Succeeding In The Workplace

Succeeding in the workplace is the same as succeeding in any free market. Unless your employer hired you for some other reason than to help them turn a profit, you are operating on the same principles as every other small business. In a previous article I touched on how you are your first business, and as an employee the same holds true.   

Remember, you are your first company. You have an input, and you have an output. The process or you may exist within the scope of 9-5 employment but that does not change the way success is achieved.

So, how does a business succeed again? By identifying a need that can be facilitated by your core competencies and maintaining a competitive advantage! What are the factors of competitive advantage? A competitive advantage exists when offering a product or service at a lower cost, higher quality, or shorter lead!

There is no employer in the world that wouldn’t love to hire you for a lower rate, if you do quality work, and if you finish your tasks quickly. That is the dream employee. Wait, work for a lower rate..? That is in direct contradiction with the goal of a business (To make money now and in the future.) Well, yes and no. Depending on the saturation of a market there are times in which lowering your price is required in order to make a sale. This is especially true in a highly saturated job market. I would suggest against getting into such a market but some people find their passion in a place like this.   

If lowering your wage is out of the question, which for most it is, concentrate your efforts on providing quality results in the shortest amount of time possible. Price is only one metric of your competitive advantage. In fact, if you have the ability to do a job faster than anyone else you may be able to charge a premium for your services. An example of this may be a CPA charging an additional fee the closer they get to April 15th.

The same holds true for quality work. Perhaps you have a skill that allows you to perform a position better than anyone else in a given price range. The quality of your work could possibly push you into a new echelon. Hair dressers see this all the time. Women pay a ton to have their hair done by a quality stylist because they know they will get a quality cut. So, if you have an ability that is not common it may be possible to use that to set you apart from the rest.

To recap the three metrics:

  1. Cost
  2. Quality
  3. Lead

A quick caveat, the only time anyone will have the advantage in all three areas is in a new market. This means unless you are the only person who can do what you do it is only possible to have a competitive advantage in at most two of the above areas. Understand though that whichever area you focus on will come at the expense of the other two. An example of this would be a seasoned airbrush painter who can paint custom bikes. The level of quality will likely come with a long lead and a steep price. You have heard the phrase, “you get what you pay for” well, this is why.    

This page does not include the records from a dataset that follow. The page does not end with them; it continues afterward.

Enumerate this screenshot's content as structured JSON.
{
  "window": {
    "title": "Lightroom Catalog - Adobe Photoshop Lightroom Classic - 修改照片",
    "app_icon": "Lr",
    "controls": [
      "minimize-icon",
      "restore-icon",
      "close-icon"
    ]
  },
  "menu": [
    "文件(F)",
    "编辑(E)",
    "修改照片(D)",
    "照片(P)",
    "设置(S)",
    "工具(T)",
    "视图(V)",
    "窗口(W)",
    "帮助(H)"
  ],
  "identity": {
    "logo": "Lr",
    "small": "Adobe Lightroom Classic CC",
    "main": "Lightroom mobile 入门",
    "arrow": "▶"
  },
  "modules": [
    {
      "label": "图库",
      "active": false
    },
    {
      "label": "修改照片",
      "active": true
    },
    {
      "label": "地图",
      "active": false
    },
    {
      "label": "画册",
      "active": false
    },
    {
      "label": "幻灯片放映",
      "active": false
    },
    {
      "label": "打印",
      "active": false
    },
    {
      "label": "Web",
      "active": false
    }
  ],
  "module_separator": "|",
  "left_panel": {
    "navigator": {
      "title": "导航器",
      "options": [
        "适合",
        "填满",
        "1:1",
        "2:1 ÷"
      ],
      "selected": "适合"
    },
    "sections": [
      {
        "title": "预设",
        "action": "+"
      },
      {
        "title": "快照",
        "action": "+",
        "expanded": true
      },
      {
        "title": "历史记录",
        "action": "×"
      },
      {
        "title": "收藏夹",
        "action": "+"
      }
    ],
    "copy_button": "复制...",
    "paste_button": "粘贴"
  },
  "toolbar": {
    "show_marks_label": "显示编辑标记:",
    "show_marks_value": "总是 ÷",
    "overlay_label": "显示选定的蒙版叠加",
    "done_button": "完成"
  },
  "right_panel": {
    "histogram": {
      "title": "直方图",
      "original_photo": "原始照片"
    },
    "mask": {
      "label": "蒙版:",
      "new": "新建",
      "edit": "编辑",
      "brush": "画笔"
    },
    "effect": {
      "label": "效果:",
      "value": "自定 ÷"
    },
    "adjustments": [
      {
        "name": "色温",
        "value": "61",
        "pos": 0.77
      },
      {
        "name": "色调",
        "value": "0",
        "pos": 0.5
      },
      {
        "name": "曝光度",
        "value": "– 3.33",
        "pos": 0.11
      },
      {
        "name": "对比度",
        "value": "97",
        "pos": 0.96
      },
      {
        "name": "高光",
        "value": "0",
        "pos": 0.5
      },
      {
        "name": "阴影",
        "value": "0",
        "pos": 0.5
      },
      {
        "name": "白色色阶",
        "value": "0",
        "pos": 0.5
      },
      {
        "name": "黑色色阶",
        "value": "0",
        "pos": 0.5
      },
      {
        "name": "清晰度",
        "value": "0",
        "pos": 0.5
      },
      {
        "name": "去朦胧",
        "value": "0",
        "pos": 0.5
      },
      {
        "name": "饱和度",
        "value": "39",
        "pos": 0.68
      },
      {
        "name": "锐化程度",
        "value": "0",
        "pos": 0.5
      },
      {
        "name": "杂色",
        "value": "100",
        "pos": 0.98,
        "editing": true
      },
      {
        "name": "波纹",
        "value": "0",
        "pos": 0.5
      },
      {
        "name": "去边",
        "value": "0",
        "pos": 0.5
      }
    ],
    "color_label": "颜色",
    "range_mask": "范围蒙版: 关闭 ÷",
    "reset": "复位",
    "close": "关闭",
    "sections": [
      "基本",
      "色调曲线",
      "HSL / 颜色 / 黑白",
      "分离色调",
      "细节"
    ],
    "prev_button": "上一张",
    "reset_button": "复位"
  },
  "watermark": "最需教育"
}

If you are starting a new position understand that producing the highest quality work in the shortest amount of time may take a while. As your intuition of the position grows you will learn where you can speed things up or increase your quality. Employers know this and won’t expect you to know everything right out of the gate.        

There you have it; the secret formula to succeeding in the workplace is the same as succeeding as a small business. Do a quality job in a reasonable amount of time for a reasonable fee and success will follow. Don’t forget that markets change, and demands change so be sure to flexible in all that you do and don’t be surprised if your obligations today are not your obligations tomorrow.    

TJ

About TJ

Engineer and Entrepreneur